**Information shown**
BEGIN

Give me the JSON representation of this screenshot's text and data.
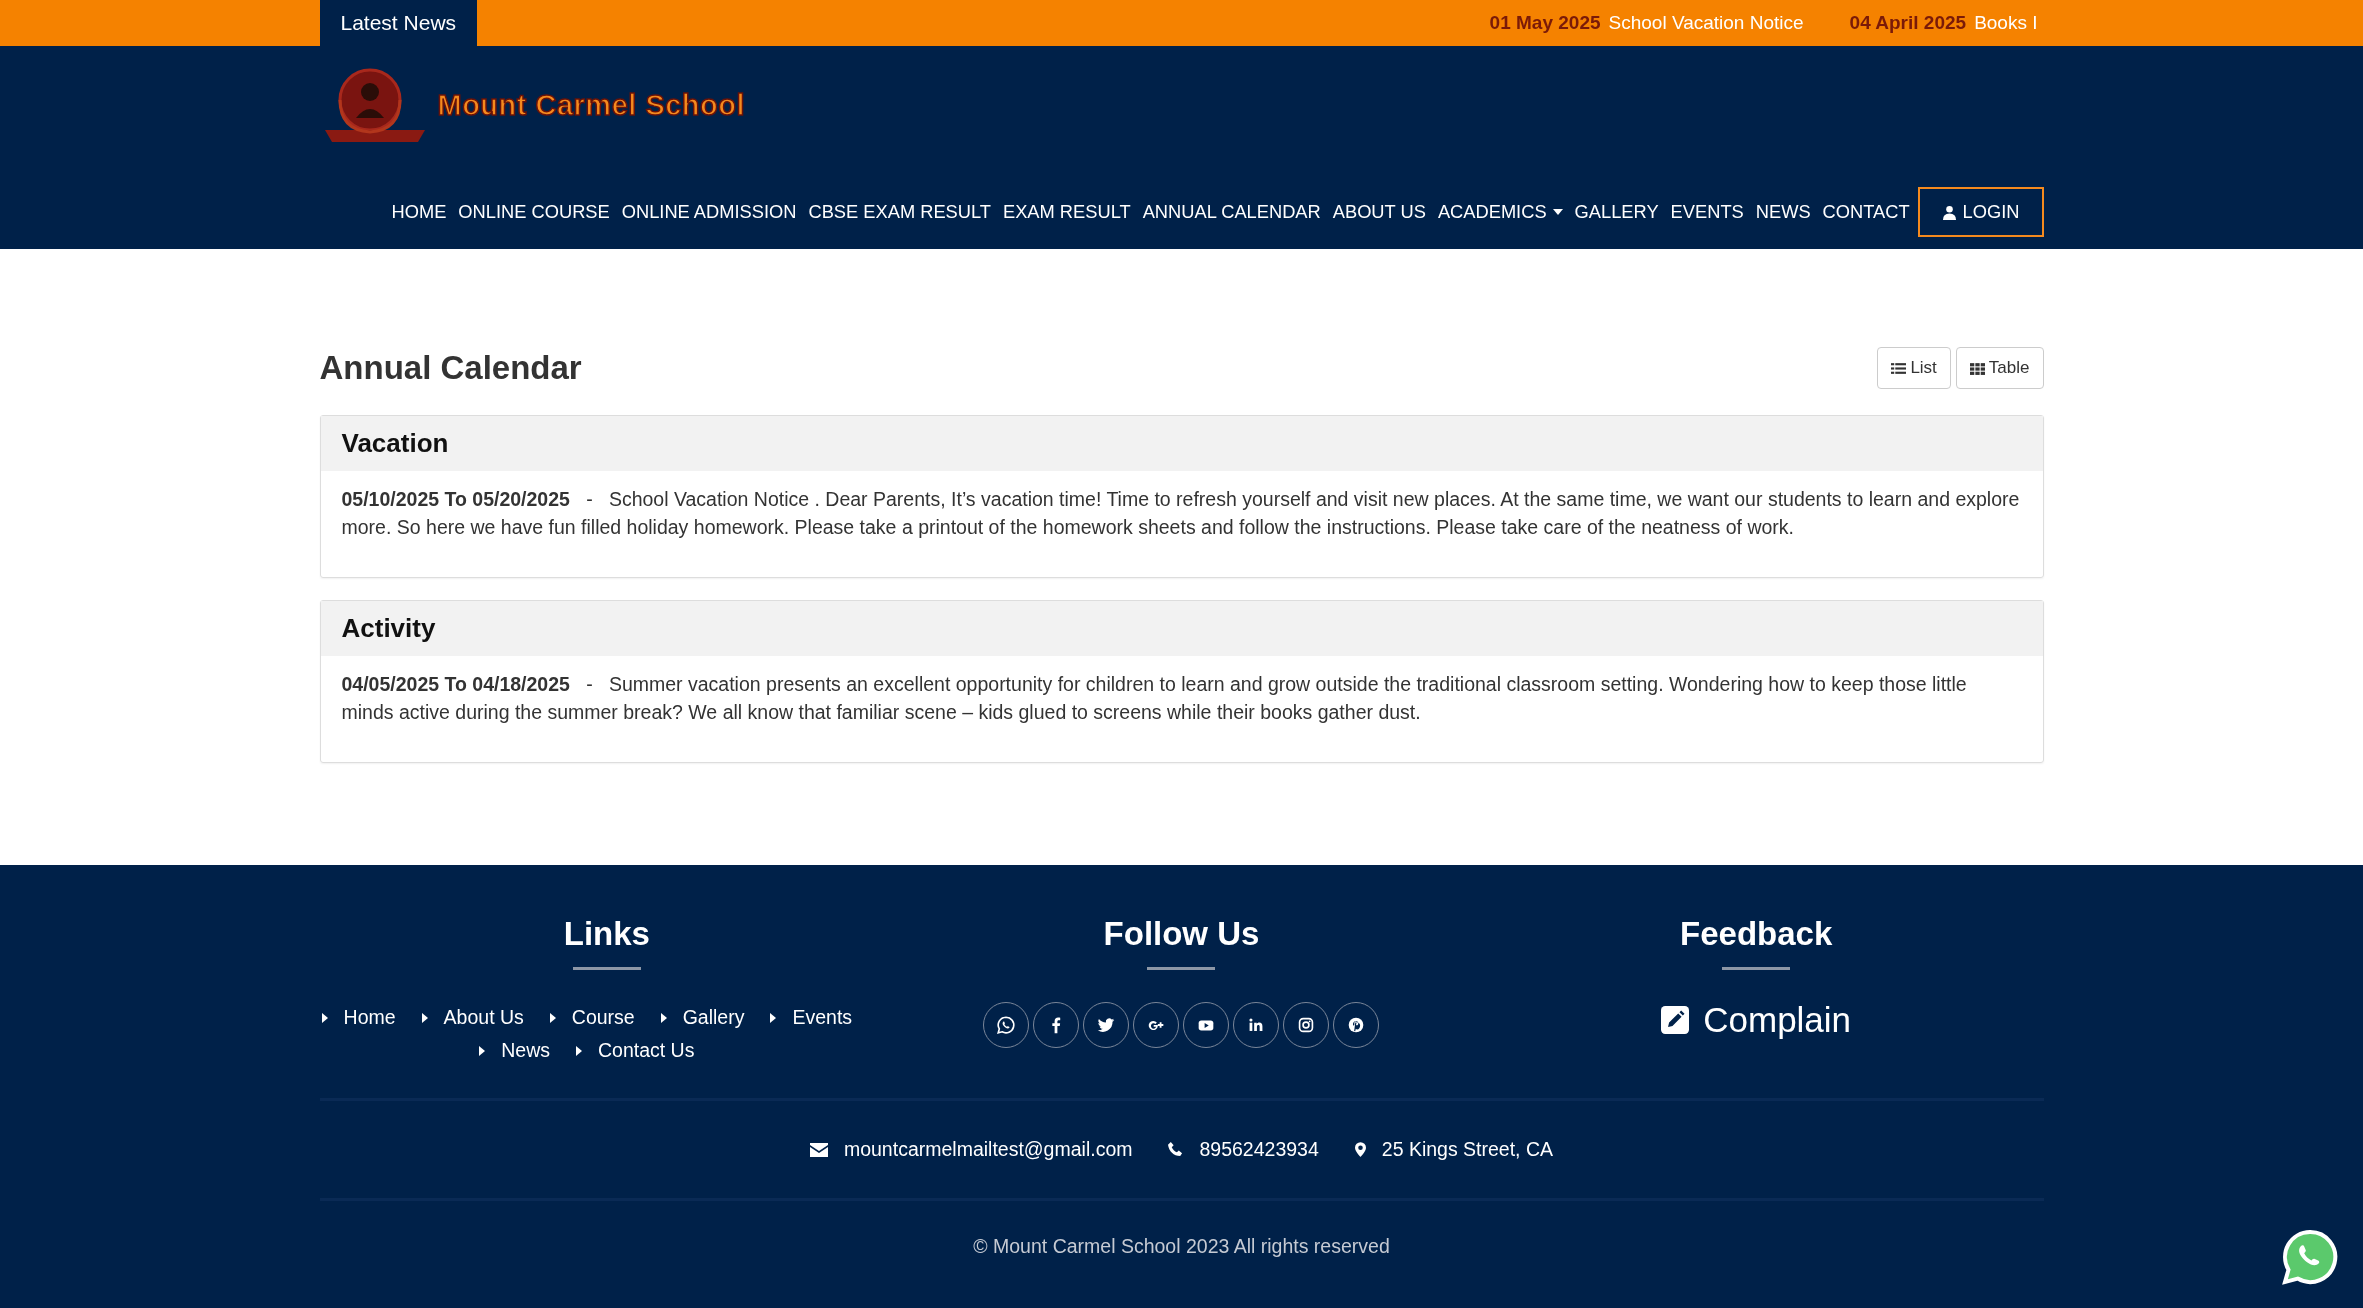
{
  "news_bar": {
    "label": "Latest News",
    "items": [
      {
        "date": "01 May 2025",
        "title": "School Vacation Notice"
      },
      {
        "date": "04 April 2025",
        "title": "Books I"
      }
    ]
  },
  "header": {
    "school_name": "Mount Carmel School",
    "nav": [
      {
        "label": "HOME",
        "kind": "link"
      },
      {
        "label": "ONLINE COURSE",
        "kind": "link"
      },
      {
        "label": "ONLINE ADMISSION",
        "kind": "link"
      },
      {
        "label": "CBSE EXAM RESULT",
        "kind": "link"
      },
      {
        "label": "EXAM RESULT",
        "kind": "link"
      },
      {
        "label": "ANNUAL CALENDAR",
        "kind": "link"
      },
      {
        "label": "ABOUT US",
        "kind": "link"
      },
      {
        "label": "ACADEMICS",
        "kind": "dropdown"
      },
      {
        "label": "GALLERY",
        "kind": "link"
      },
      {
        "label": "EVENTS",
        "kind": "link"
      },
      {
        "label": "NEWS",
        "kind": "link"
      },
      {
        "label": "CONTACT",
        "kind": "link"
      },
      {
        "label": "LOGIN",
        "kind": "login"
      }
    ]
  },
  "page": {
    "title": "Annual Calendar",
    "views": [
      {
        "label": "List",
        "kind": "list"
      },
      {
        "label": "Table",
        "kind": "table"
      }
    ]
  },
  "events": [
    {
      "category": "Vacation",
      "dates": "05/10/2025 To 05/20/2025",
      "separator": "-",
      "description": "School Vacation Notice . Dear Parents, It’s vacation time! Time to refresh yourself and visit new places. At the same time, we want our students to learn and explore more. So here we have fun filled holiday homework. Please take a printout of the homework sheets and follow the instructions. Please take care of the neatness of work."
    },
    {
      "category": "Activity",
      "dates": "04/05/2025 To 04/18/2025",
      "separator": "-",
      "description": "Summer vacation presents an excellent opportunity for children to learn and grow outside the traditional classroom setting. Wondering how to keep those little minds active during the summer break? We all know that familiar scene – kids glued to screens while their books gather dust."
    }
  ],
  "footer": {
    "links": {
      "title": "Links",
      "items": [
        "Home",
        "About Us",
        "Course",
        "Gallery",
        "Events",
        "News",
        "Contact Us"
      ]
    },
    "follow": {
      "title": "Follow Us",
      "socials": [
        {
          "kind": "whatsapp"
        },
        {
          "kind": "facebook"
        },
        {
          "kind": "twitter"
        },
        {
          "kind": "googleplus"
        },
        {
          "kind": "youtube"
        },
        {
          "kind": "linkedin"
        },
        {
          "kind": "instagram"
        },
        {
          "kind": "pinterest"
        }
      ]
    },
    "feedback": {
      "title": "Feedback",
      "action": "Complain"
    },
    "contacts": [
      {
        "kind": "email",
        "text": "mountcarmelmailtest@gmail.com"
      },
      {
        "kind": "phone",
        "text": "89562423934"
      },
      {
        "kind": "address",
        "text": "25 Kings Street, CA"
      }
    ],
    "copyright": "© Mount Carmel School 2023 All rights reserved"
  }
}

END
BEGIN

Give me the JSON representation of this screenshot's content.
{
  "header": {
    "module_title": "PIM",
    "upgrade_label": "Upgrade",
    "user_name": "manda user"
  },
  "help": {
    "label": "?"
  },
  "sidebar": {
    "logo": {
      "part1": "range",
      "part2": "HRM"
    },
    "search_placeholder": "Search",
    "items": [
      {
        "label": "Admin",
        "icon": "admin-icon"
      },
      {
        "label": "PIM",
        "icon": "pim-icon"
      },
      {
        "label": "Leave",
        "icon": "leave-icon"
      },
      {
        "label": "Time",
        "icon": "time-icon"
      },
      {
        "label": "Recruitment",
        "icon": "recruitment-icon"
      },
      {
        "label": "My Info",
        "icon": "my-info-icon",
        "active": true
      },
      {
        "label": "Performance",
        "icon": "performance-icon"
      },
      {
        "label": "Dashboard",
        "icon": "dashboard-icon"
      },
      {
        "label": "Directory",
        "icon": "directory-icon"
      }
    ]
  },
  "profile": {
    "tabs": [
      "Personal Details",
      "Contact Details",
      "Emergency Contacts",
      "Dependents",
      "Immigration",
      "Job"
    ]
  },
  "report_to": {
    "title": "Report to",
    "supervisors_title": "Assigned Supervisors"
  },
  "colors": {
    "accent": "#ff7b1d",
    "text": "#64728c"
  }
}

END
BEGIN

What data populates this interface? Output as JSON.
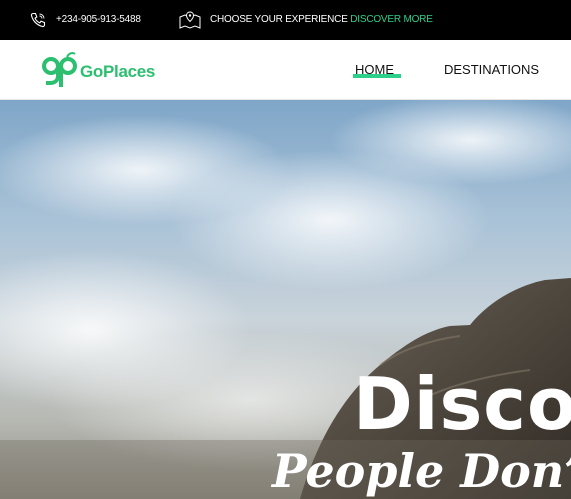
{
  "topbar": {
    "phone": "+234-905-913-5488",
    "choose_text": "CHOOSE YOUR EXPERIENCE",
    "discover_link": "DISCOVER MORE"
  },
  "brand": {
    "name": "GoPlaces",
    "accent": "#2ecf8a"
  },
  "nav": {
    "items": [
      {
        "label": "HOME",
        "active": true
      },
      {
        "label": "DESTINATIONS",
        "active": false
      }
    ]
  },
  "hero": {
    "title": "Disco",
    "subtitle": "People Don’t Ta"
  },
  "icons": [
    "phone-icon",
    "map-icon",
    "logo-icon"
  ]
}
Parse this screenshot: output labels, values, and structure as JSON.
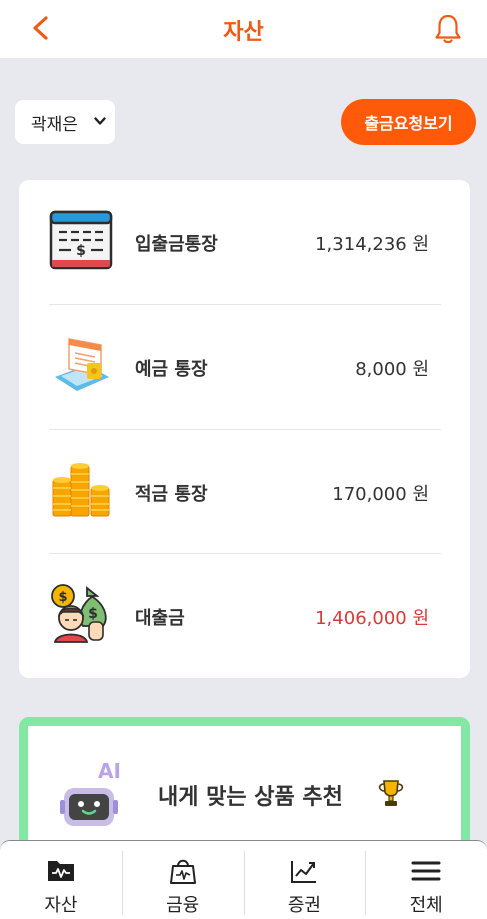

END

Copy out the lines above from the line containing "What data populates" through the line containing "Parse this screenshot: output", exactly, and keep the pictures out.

What data populates this interface? Output as JSON.
{
  "topbar": {
    "phone": "+234-905-913-5488",
    "choose_text": "CHOOSE YOUR EXPERIENCE",
    "discover_link": "DISCOVER MORE"
  },
  "brand": {
    "name": "GoPlaces",
    "accent": "#2ecf8a"
  },
  "nav": {
    "items": [
      {
        "label": "HOME",
        "active": true
      },
      {
        "label": "DESTINATIONS",
        "active": false
      }
    ]
  },
  "hero": {
    "title": "Disco",
    "subtitle": "People Don’t Ta"
  },
  "icons": [
    "phone-icon",
    "map-icon",
    "logo-icon"
  ]
}
Parse this screenshot: output labels, values, and structure as JSON.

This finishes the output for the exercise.